Each record below should be repeated precisely as written.
╭─ Extracted records
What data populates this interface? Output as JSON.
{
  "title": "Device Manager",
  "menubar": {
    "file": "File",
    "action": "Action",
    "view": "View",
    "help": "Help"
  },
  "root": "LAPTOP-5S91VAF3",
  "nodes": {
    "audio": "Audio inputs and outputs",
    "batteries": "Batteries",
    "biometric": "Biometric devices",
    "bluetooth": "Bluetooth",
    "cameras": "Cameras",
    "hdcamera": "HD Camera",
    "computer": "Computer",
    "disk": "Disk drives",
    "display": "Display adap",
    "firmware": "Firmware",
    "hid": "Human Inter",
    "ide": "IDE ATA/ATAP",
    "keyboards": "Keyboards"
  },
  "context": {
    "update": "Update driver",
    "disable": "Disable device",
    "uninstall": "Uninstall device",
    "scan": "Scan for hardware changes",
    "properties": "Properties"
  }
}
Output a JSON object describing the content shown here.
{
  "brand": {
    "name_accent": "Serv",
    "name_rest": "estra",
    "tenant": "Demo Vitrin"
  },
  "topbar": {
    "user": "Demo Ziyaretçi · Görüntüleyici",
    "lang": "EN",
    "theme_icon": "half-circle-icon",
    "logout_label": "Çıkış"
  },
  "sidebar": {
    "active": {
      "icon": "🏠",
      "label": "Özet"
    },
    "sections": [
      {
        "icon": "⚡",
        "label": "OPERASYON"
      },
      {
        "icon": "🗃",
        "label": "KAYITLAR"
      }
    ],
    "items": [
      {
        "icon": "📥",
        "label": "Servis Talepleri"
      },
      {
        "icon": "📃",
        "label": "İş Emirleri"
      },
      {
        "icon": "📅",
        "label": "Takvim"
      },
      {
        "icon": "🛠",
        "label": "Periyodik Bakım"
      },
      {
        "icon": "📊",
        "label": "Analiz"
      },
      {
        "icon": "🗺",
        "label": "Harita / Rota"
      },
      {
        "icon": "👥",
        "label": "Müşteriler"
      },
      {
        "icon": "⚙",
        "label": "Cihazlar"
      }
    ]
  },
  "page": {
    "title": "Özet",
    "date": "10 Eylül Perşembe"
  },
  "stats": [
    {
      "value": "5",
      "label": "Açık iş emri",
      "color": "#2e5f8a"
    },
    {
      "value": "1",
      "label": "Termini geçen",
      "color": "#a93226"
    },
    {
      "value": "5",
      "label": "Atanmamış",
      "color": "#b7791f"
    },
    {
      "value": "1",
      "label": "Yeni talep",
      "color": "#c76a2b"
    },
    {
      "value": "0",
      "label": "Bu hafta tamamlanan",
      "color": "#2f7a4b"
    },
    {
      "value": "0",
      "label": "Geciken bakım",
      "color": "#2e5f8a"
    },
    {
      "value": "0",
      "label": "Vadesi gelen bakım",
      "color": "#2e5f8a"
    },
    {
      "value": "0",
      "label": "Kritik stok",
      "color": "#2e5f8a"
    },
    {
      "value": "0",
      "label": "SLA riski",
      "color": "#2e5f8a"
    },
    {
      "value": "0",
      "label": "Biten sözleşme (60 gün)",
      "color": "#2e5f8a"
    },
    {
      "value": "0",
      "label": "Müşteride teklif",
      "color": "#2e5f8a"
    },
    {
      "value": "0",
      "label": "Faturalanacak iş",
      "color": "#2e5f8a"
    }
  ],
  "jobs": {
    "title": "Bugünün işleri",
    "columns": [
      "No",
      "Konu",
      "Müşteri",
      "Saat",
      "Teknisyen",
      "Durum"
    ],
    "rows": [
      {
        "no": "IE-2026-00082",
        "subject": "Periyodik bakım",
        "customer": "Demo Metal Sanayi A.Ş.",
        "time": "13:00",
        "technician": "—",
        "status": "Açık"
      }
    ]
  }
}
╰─
**Response**
What data populates this interface? Output as JSON.
{
  "title": "Device Manager",
  "menubar": {
    "file": "File",
    "action": "Action",
    "view": "View",
    "help": "Help"
  },
  "root": "LAPTOP-5S91VAF3",
  "nodes": {
    "audio": "Audio inputs and outputs",
    "batteries": "Batteries",
    "biometric": "Biometric devices",
    "bluetooth": "Bluetooth",
    "cameras": "Cameras",
    "hdcamera": "HD Camera",
    "computer": "Computer",
    "disk": "Disk drives",
    "display": "Display adap",
    "firmware": "Firmware",
    "hid": "Human Inter",
    "ide": "IDE ATA/ATAP",
    "keyboards": "Keyboards"
  },
  "context": {
    "update": "Update driver",
    "disable": "Disable device",
    "uninstall": "Uninstall device",
    "scan": "Scan for hardware changes",
    "properties": "Properties"
  }
}
Output a JSON object describing the content shown here.
{
  "brand": {
    "name_accent": "Serv",
    "name_rest": "estra",
    "tenant": "Demo Vitrin"
  },
  "topbar": {
    "user": "Demo Ziyaretçi · Görüntüleyici",
    "lang": "EN",
    "theme_icon": "half-circle-icon",
    "logout_label": "Çıkış"
  },
  "sidebar": {
    "active": {
      "icon": "🏠",
      "label": "Özet"
    },
    "sections": [
      {
        "icon": "⚡",
        "label": "OPERASYON"
      },
      {
        "icon": "🗃",
        "label": "KAYITLAR"
      }
    ],
    "items": [
      {
        "icon": "📥",
        "label": "Servis Talepleri"
      },
      {
        "icon": "📃",
        "label": "İş Emirleri"
      },
      {
        "icon": "📅",
        "label": "Takvim"
      },
      {
        "icon": "🛠",
        "label": "Periyodik Bakım"
      },
      {
        "icon": "📊",
        "label": "Analiz"
      },
      {
        "icon": "🗺",
        "label": "Harita / Rota"
      },
      {
        "icon": "👥",
        "label": "Müşteriler"
      },
      {
        "icon": "⚙",
        "label": "Cihazlar"
      }
    ]
  },
  "page": {
    "title": "Özet",
    "date": "10 Eylül Perşembe"
  },
  "stats": [
    {
      "value": "5",
      "label": "Açık iş emri",
      "color": "#2e5f8a"
    },
    {
      "value": "1",
      "label": "Termini geçen",
      "color": "#a93226"
    },
    {
      "value": "5",
      "label": "Atanmamış",
      "color": "#b7791f"
    },
    {
      "value": "1",
      "label": "Yeni talep",
      "color": "#c76a2b"
    },
    {
      "value": "0",
      "label": "Bu hafta tamamlanan",
      "color": "#2f7a4b"
    },
    {
      "value": "0",
      "label": "Geciken bakım",
      "color": "#2e5f8a"
    },
    {
      "value": "0",
      "label": "Vadesi gelen bakım",
      "color": "#2e5f8a"
    },
    {
      "value": "0",
      "label": "Kritik stok",
      "color": "#2e5f8a"
    },
    {
      "value": "0",
      "label": "SLA riski",
      "color": "#2e5f8a"
    },
    {
      "value": "0",
      "label": "Biten sözleşme (60 gün)",
      "color": "#2e5f8a"
    },
    {
      "value": "0",
      "label": "Müşteride teklif",
      "color": "#2e5f8a"
    },
    {
      "value": "0",
      "label": "Faturalanacak iş",
      "color": "#2e5f8a"
    }
  ],
  "jobs": {
    "title": "Bugünün işleri",
    "columns": [
      "No",
      "Konu",
      "Müşteri",
      "Saat",
      "Teknisyen",
      "Durum"
    ],
    "rows": [
      {
        "no": "IE-2026-00082",
        "subject": "Periyodik bakım",
        "customer": "Demo Metal Sanayi A.Ş.",
        "time": "13:00",
        "technician": "—",
        "status": "Açık"
      }
    ]
  }
}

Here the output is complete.